[To do]: Give back, unaltered, the lines from the one with "Extract the structured" to the end of the material, omitting pictures.

Start of Block

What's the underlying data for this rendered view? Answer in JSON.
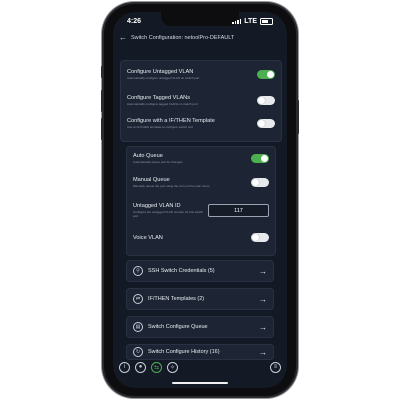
{
  "status": {
    "time": "4:26",
    "network": "LTE"
  },
  "nav": {
    "title": "Switch Configuration: netoolPro-DEFAULT"
  },
  "configure": [
    {
      "label": "Configure Untagged VLAN",
      "desc": "Automatically configure untagged VLAN on switch port",
      "on": true
    },
    {
      "label": "Configure Tagged VLANs",
      "desc": "Automatically configure tagged VLANs on switch port",
      "on": false
    },
    {
      "label": "Configure with a IF/THEN Template",
      "desc": "Use an IF/THEN template to configure switch port",
      "on": false
    }
  ],
  "queue": [
    {
      "label": "Auto Queue",
      "desc": "Automatically queue port for changes",
      "on": true
    },
    {
      "label": "Manual Queue",
      "desc": "Manually queue the port using the icon on the main menu",
      "on": false
    }
  ],
  "untagged_vlan": {
    "label": "Untagged VLAN ID",
    "desc": "Configure the untagged VLAN number for this switch port",
    "value": "117"
  },
  "voice_vlan": {
    "label": "Voice VLAN",
    "on": false
  },
  "links": [
    {
      "label": "SSH Switch Credentials (5)",
      "icon": "key-icon"
    },
    {
      "label": "IF/THEN Templates (2)",
      "icon": "arrows-icon"
    },
    {
      "label": "Switch Configure Queue",
      "icon": "queue-icon"
    },
    {
      "label": "Switch Configure History (16)",
      "icon": "history-icon"
    }
  ],
  "tabs": [
    "info-icon",
    "light-icon",
    "switch-icon",
    "tools-icon",
    "menu-icon"
  ],
  "colors": {
    "accent": "#4caf50",
    "background": "#131a26",
    "card": "#1d2433"
  }
}
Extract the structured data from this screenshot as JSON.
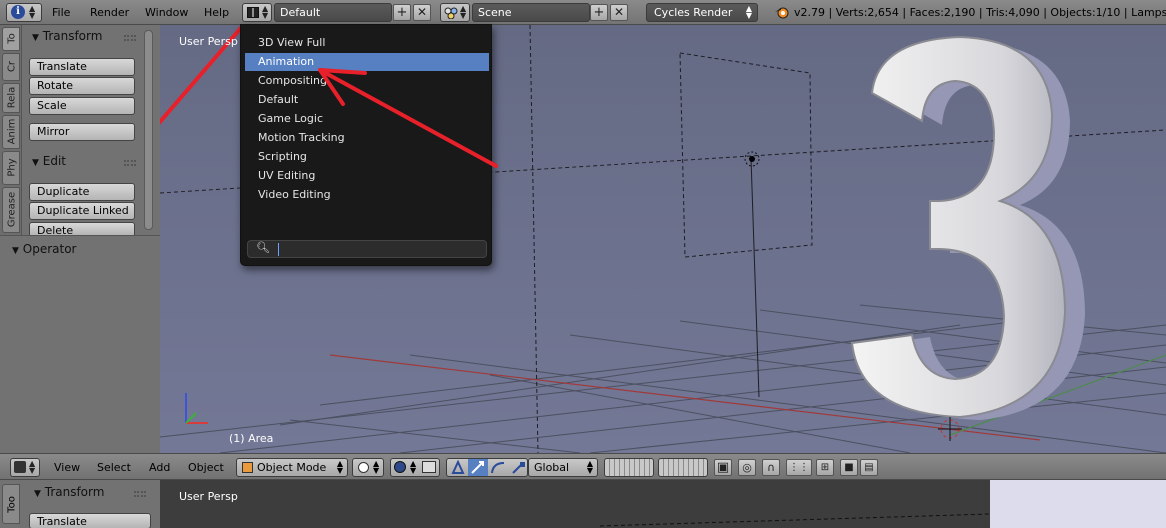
{
  "topbar": {
    "menus": [
      "File",
      "Render",
      "Window",
      "Help"
    ],
    "screen_layout": "Default",
    "scene": "Scene",
    "engine": "Cycles Render",
    "stats": "v2.79 | Verts:2,654 | Faces:2,190 | Tris:4,090 | Objects:1/10 | Lamps:1/6"
  },
  "tabs": [
    "To",
    "Cr",
    "Rela",
    "Anim",
    "Phy",
    "Grease"
  ],
  "tool_panel": {
    "transform_title": "Transform",
    "transform_buttons": [
      "Translate",
      "Rotate",
      "Scale"
    ],
    "mirror": "Mirror",
    "edit_title": "Edit",
    "edit_buttons": [
      "Duplicate",
      "Duplicate Linked",
      "Delete"
    ],
    "operator_title": "Operator"
  },
  "viewport": {
    "label": "User Persp",
    "object_label": "(1) Area",
    "big_glyph": "3"
  },
  "layout_menu": {
    "items": [
      "3D View Full",
      "Animation",
      "Compositing",
      "Default",
      "Game Logic",
      "Motion Tracking",
      "Scripting",
      "UV Editing",
      "Video Editing"
    ],
    "selected": "Animation",
    "search_value": ""
  },
  "header": {
    "menus": [
      "View",
      "Select",
      "Add",
      "Object"
    ],
    "mode": "Object Mode",
    "orientation": "Global"
  },
  "bottom": {
    "tab": "Too",
    "transform_title": "Transform",
    "translate": "Translate",
    "view_label": "User Persp"
  },
  "colors": {
    "selection": "#5680c2",
    "annotation_arrow": "#e8202a",
    "viewport_bg": "#5b607a",
    "menu_bg": "#191919"
  }
}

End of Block

[Expected answer]:
Extract the structured data from this screenshot as JSON.
{
  "topbar": {
    "menus": [
      "File",
      "Render",
      "Window",
      "Help"
    ],
    "screen_layout": "Default",
    "scene": "Scene",
    "engine": "Cycles Render",
    "stats": "v2.79 | Verts:2,654 | Faces:2,190 | Tris:4,090 | Objects:1/10 | Lamps:1/6"
  },
  "tabs": [
    "To",
    "Cr",
    "Rela",
    "Anim",
    "Phy",
    "Grease"
  ],
  "tool_panel": {
    "transform_title": "Transform",
    "transform_buttons": [
      "Translate",
      "Rotate",
      "Scale"
    ],
    "mirror": "Mirror",
    "edit_title": "Edit",
    "edit_buttons": [
      "Duplicate",
      "Duplicate Linked",
      "Delete"
    ],
    "operator_title": "Operator"
  },
  "viewport": {
    "label": "User Persp",
    "object_label": "(1) Area",
    "big_glyph": "3"
  },
  "layout_menu": {
    "items": [
      "3D View Full",
      "Animation",
      "Compositing",
      "Default",
      "Game Logic",
      "Motion Tracking",
      "Scripting",
      "UV Editing",
      "Video Editing"
    ],
    "selected": "Animation",
    "search_value": ""
  },
  "header": {
    "menus": [
      "View",
      "Select",
      "Add",
      "Object"
    ],
    "mode": "Object Mode",
    "orientation": "Global"
  },
  "bottom": {
    "tab": "Too",
    "transform_title": "Transform",
    "translate": "Translate",
    "view_label": "User Persp"
  },
  "colors": {
    "selection": "#5680c2",
    "annotation_arrow": "#e8202a",
    "viewport_bg": "#5b607a",
    "menu_bg": "#191919"
  }
}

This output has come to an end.